Exodus through Deuteronomy deals a lot with holiness unto the Lord. There is the repeated idea that certain things are holy by virtue of having been consecrated to the Lord and certain things are unholy by virtue of being unclean. The holiness can be contagious, and the uncleanliness can be contagious. This passage in Numbers shows this concept:
The Lord spoke to Moses: Command the Israelites to send out from the camp anyone with a skin disease, an oozing discharge, or who has become unclean from contact with a corpse. You must send out both male and female. You must send them outside the camp so that they will not make their camp, where I live among them, unclean.
This is the core teaching concerning uncleanliness. Because something unclean is unholy, it cannot be in the presence of God or of the community in that state. Otherwise the unholiness will contaminate the entire community and God’s presence will leave. Therefore, there were rituals and waiting periods outside of the camp to ensure cleanliness and a restored state of holy living.
Perhaps the most important idea to remember in all of these regulations, though, is that this is speaking about ritual purity or ceremonial holiness, not the inner state of someone. These passages should all be read in light of the situation that occurred with Nadab and Abihu in Leviticus 10. These two priests, sons of Aaron, were ordained and consecrated in Leviticus 8. In fact, after the ordination ritual and the consecration of their clothes, 8:30 says, “In this way, Moses made holy Aaron, his clothing, and Aaron’s sons and their clothing.” That very same day these two are struck down. This holiness that Nadab and Abihu had conferred upon them obviously did not translate into their souls. They were ritually holy. Their holiness unto the Lord was for ceremonial purposes only. It would still be up to these two men to allow the holiness God desires to infiltrate their souls and become more than just a ceremonial purity, and they did not allow that to happen.

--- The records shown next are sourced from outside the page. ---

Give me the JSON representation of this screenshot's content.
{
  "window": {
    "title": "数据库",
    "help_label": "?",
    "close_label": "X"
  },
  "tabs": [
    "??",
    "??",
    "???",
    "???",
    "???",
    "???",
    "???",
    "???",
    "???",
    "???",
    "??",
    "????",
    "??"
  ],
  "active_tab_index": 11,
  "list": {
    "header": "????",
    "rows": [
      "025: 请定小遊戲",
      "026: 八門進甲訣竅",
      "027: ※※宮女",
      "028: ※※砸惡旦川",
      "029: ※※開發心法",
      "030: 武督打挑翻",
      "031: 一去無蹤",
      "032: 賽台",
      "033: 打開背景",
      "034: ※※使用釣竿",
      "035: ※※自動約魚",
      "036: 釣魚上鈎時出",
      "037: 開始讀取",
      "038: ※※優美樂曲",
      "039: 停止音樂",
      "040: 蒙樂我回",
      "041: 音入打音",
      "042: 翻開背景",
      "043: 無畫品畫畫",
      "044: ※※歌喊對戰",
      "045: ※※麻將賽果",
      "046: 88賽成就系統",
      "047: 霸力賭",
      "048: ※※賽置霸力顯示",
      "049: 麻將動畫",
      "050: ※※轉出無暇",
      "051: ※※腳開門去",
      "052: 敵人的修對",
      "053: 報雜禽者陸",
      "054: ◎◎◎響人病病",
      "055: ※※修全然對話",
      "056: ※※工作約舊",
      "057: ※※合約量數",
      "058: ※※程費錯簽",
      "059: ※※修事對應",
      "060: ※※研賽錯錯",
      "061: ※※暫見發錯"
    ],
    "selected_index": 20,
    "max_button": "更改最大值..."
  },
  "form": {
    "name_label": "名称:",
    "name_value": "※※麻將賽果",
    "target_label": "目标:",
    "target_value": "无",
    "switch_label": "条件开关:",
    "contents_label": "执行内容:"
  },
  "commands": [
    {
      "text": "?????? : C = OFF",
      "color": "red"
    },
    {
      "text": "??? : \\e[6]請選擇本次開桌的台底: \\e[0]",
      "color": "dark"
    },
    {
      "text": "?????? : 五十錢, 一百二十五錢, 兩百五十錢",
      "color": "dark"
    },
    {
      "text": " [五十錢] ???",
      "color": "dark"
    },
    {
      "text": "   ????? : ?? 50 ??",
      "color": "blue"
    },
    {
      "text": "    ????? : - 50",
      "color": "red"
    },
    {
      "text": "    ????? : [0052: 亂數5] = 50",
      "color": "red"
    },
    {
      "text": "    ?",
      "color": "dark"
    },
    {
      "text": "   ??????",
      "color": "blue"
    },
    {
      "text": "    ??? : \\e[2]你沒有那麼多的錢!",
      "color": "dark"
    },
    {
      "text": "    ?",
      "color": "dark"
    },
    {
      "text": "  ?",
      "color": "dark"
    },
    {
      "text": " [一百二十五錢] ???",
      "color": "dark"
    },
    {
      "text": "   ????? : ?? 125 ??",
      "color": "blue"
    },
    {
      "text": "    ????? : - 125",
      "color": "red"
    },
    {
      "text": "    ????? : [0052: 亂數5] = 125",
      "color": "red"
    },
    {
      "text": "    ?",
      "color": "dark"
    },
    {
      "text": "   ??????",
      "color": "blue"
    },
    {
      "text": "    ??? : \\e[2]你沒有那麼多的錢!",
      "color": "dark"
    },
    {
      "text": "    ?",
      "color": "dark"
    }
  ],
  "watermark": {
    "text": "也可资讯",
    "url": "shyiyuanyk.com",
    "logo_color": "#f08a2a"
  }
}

In the Christian life God calls for holiness unto the Lord as well. The Christian faith is only partly about making a profession of faith in Jesus Christ. That is the first step in life, not the final destination. From that point forward God gives us his very presence in the Holy Spirit to live within us, transforming us from the inside out into holy people. It is possible to keep this holiness at the surface only, making sure all the rules and commandments are followed, just as was prescribed in Leviticus and Numbers. Yet that holiness is only ceremonial. It is not a holy life, one that reflects the holiness of Christ, from the deepest parts of our being.
External actions can make us appear holy, just as Nadab and Abihu appeared holy. They cannot make someone truly holy. The ceremony and the law were supposed to point people in the direction of true holiness, yet it is always up to each individual whether or not to allow God’s transformation to occur.
Christianity is no different in this respect. We have commandments. We have rituals. We have communal worship. We have “holy actions.” Yet all of these are to point us to the source of true holiness–a living and vibrant relationship with the Triune God. Without this relationship, we will never experience holiness unto the Lord.